This coming Friday Transmitter reopen doors for the launch of Photo II, their first show for 2017 and it’s a must see. Featuring Irina Rozovsky, Eli Durst, Lindsay Metivier and Erin O’keefe, Photo II kicks off on January 6th, 6-9pm and runs through to February 12th, 2017. Don’t miss it. Visit transmitter.nyc for more info.
In the late 1970’s, when post-modernism in photography was born, two well-defined camps evolved, pitting straight (or traditional) photography against set-up (or conceptual) photography. These divisions were a point of contention. One could not only lose friends but also risk opportunities to be shown or published by identifying with one or another side. While the intensity of these disagreements might seem silly and romantic in retrospect, at a time when few galleries showed photography and publishing a book was rare, the limited opportunities to have one’s work seen heightened tensions over what might constitute a good photograph going forward.
Photography of the present faces the stark realization that these old arguments over what a photograph could or should be no longer matter. Photographic theory has devoured itself.

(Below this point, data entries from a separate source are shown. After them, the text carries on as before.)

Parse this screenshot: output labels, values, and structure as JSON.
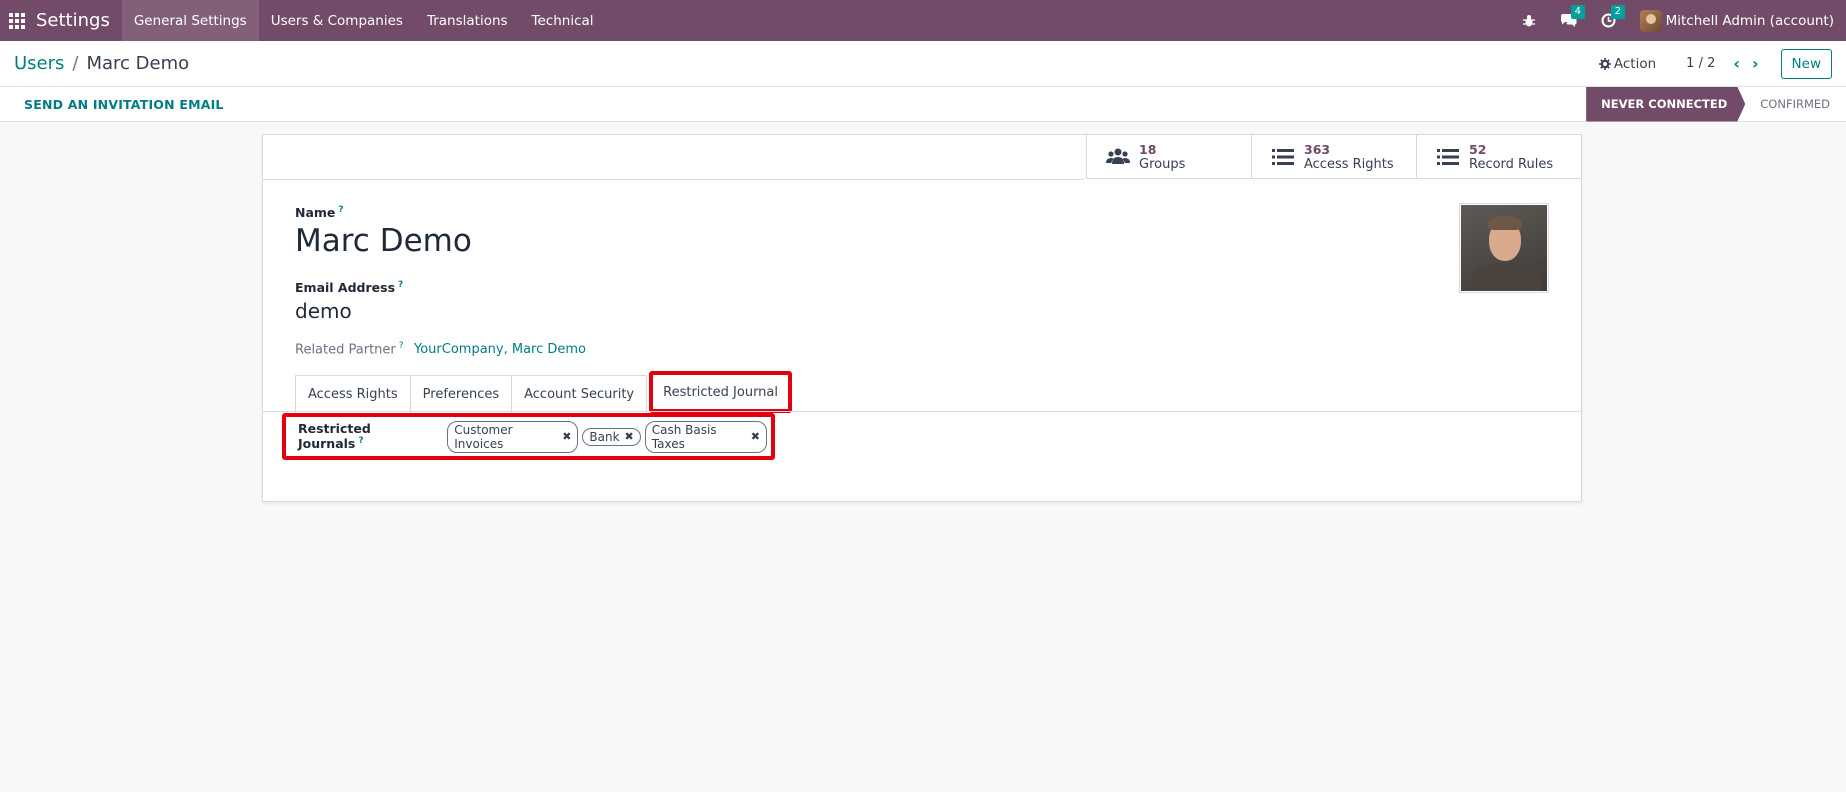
{
  "navbar": {
    "app_name": "Settings",
    "menu": [
      "General Settings",
      "Users & Companies",
      "Translations",
      "Technical"
    ],
    "messages_badge": "4",
    "activities_badge": "2",
    "user_name": "Mitchell Admin (account)"
  },
  "control_panel": {
    "breadcrumb_parent": "Users",
    "breadcrumb_separator": "/",
    "breadcrumb_current": "Marc Demo",
    "action_label": "Action",
    "pager": "1 / 2",
    "new_label": "New"
  },
  "statusbar": {
    "invite_label": "SEND AN INVITATION EMAIL",
    "stages": [
      "NEVER CONNECTED",
      "CONFIRMED"
    ]
  },
  "smart_buttons": [
    {
      "value": "18",
      "label": "Groups",
      "icon": "users-icon"
    },
    {
      "value": "363",
      "label": "Access Rights",
      "icon": "list-icon"
    },
    {
      "value": "52",
      "label": "Record Rules",
      "icon": "list-icon"
    }
  ],
  "form": {
    "name_label": "Name",
    "name_value": "Marc Demo",
    "email_label": "Email Address",
    "email_value": "demo",
    "partner_label": "Related Partner",
    "partner_value": "YourCompany, Marc Demo",
    "tooltip_mark": "?"
  },
  "tabs": [
    "Access Rights",
    "Preferences",
    "Account Security",
    "Restricted Journal"
  ],
  "restricted_journals": {
    "label": "Restricted Journals",
    "tags": [
      "Customer Invoices",
      "Bank",
      "Cash Basis Taxes"
    ]
  },
  "colors": {
    "brand": "#714b67",
    "accent": "#017e84",
    "highlight": "#e3000f"
  }
}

The internet, inexpensive printing, and self-publishing have provided a venue large enough for all practices, traditional or conceptual, to exist in a pluralistic scrum of democratic viewing. This has provided a diverse generation of photographers a platform to reach large audiences who are often unaware of the medium’s historical infighting.

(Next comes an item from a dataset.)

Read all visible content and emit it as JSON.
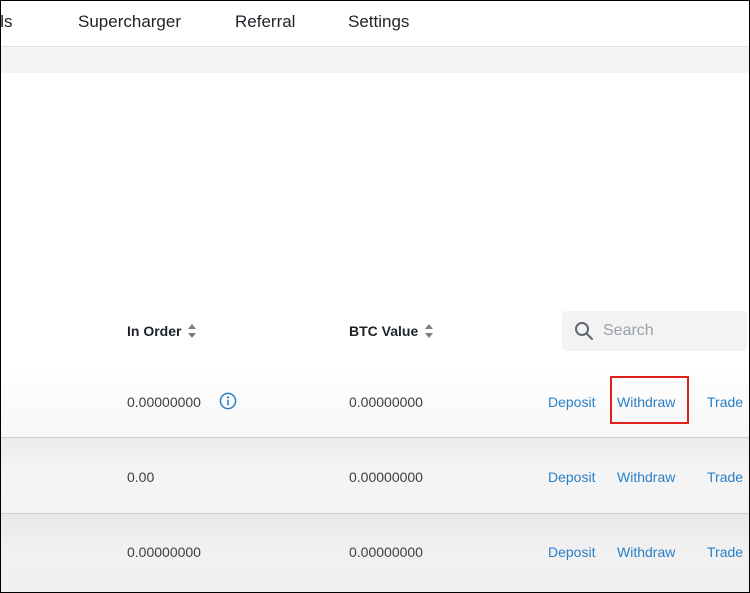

This digital pluralism has led to an environment in which the discussion of work no longer begins with the artist declaring their conceptual camp, but rather with the visual quality of the image. Recently, photographers have been abandoning artist’s statements, allowing viewers to perceive their images free of context, so their success or failure depends on their ability to create an engaging visual language. There is no longer an academic argument for newness or an avant-garde so much as one for quality of visual thought. Works that in the recent past would be segregated by conceptual movements now appear next to one another in an open, chaotic exchange of ideas. Traditional photographs can rest comfortably alongside abstract still lives, next to photography as installation, next to work that embraces the medium’s technical flaws. Through this beautiful disorder, the entire medium has simultaneously died and been reborn, allowing contemporary photographers to once again work out what it means to be a photographer.
Irina Rozovsky — irinar.com (Image I-II, Untitled (from Mountain Black Heart) 2015-2016, former Yugoslavia)
Eli Durst — elidurst.com (Image III-IV, Eli Durst, Bruce Spinning, 2015)
Erin O’keefe — erinokeefe.com (Image V-VI, Things as They Are #32)
Lindsay Metivier — lindsaymetivier.com (Image VII-VIII, Untitled (from No Limit on the Worlds)
Irina Rozovsky’ Mountain Black Heart features in Heavy II alongside a conversation with Ashley McNelis. Heavy II is available now in Aus bookstores and our online store right here. International release date to be announced very shortly, thank you for your patience rest of the world, it won’t be long now.